Written by: Cris Roberts, Trask River High School Adult Agriculture Career Coordinator.
My personal fascination with rocks began as a small girl when I would sort through the varied and marvelous stones tossed onto an isolated beach shore in my aunt’s small town of Depoe Bay, Oregon. Grown up now, I have had the privilege of indulging the Trask River High School students I work with in collecting from the river rock and gravel pit rock we have had delivered at Tillamook Youth Correctional Facility. This rock, some of which is already rounded and somewhat smooth, has been used for filling in numerous French-drain ditches in our garden.
One recent drain ditch project required unearthing and washing all the filler rock that had been used previously in an old failed drain. The option existed to purchase new rock for our use, but I chose instead to have the youth wash the old rock using a combination of screens.
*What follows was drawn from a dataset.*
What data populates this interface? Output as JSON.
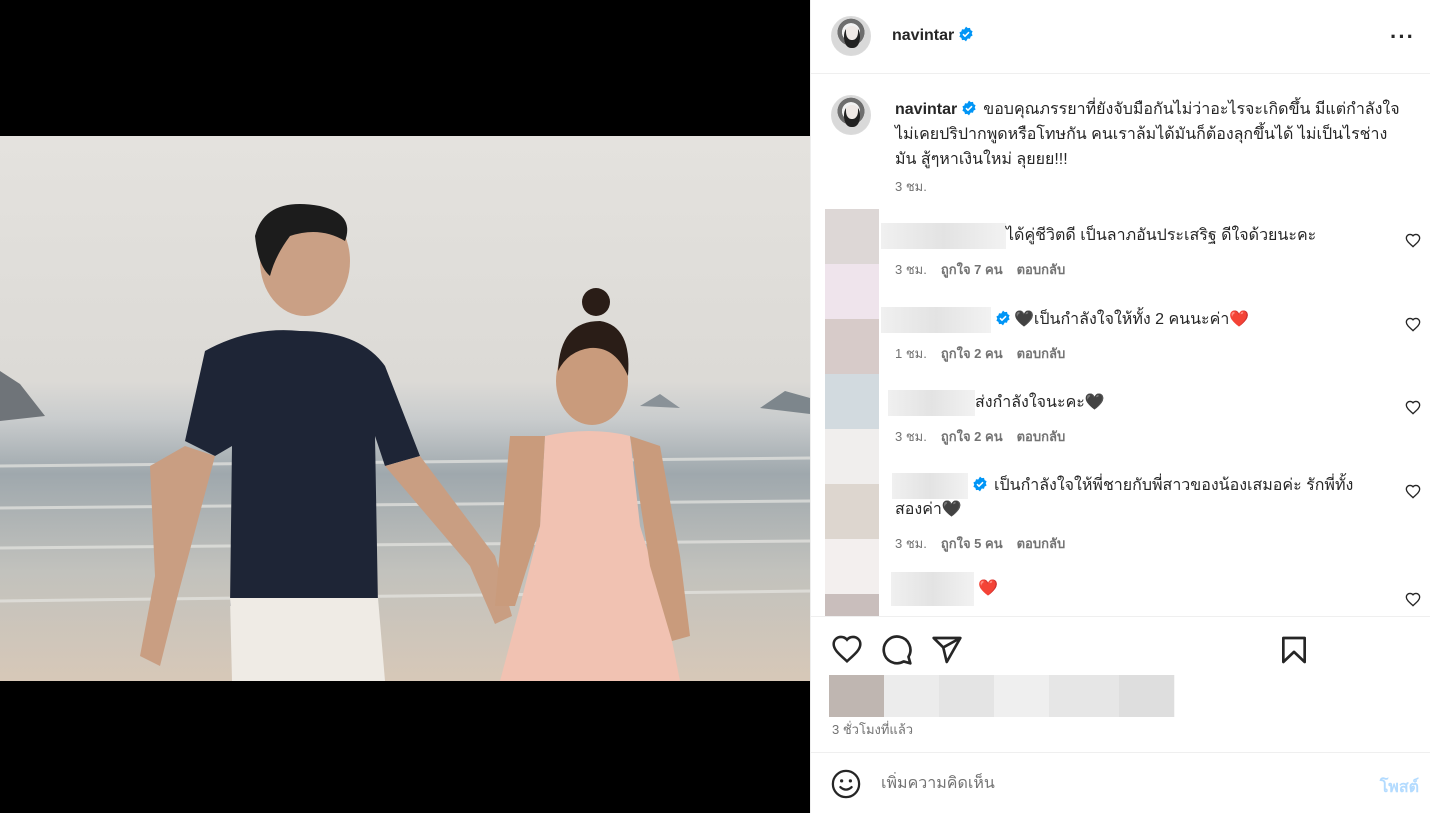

We covered the perforated drain pipe first with a “sleeve”, then with medium-sized rock, then with three-quarter-inch gravel, and finally with finer quarter-inch gravel.
While this project proved VERY slow, very dirty, and very heavy, some of my goals were to use on-site materials, get in some healthy exercise, save some funds, and help the youth notice the varied rock with which we were working.
The more we worked, the more hidden gems we found in that muddy rock. School funds permitted us to purchase a sturdy double-barrel rock tumbler.
And we were off and rockin’ after that.
The youth have gained a sense of pride at a hard job well done. They’ve also learned to look closely at what they are walking by and to envision possibilities for every obscure piece of rock they find. It hasn’t taken great imagination to see some of the applications between these beautiful rocks and the treasures we have in our youth at Trask. Such a simple project, really, yet it has afforded us a look into nature and life that exemplifies some of our most important work here at our school. We are in the business of education and reformation here at our Oregon Youth Authority facility. Daily we get to encounter, and contribute to, these young-man-gems in the rough. We are the lucky ones.